[Items from an interface collection]
------------

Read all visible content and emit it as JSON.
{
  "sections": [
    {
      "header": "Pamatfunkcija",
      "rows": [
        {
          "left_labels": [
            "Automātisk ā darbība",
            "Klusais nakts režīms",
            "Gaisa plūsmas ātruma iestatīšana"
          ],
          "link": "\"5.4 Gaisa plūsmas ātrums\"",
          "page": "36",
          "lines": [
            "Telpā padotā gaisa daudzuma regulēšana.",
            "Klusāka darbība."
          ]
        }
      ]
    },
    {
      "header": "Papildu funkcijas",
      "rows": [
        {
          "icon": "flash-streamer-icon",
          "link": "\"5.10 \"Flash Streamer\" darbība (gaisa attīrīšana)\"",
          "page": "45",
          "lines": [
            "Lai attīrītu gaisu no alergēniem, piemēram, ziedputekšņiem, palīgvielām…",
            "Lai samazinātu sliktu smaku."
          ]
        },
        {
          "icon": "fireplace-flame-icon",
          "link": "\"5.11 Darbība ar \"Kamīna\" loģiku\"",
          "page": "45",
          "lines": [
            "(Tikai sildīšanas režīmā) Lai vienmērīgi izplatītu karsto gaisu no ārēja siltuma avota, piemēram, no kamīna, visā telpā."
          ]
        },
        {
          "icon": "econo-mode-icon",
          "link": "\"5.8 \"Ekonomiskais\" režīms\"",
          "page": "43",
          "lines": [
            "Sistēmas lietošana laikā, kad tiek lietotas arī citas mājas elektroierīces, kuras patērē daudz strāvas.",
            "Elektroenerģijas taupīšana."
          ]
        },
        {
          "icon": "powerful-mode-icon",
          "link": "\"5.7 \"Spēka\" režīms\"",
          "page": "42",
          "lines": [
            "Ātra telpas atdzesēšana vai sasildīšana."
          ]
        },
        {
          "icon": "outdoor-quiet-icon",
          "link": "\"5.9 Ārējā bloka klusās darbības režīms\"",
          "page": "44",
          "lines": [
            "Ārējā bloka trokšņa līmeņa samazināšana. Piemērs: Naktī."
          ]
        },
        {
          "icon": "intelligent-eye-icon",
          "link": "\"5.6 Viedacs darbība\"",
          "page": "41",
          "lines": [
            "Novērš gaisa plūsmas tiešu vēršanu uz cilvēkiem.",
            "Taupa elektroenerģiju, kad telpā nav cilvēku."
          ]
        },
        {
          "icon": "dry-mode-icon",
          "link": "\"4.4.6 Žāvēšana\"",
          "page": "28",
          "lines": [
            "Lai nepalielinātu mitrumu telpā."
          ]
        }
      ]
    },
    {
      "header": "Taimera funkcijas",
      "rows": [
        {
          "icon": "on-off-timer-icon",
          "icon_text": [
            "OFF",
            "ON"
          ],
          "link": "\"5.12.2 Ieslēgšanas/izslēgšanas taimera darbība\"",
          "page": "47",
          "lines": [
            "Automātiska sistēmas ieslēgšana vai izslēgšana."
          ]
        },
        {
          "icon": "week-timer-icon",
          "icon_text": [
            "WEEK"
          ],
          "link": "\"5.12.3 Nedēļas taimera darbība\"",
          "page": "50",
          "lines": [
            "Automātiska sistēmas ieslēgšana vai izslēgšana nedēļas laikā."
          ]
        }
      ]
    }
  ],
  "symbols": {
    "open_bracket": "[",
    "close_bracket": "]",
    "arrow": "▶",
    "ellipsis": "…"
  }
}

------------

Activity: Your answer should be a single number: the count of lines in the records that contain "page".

Written solution: 10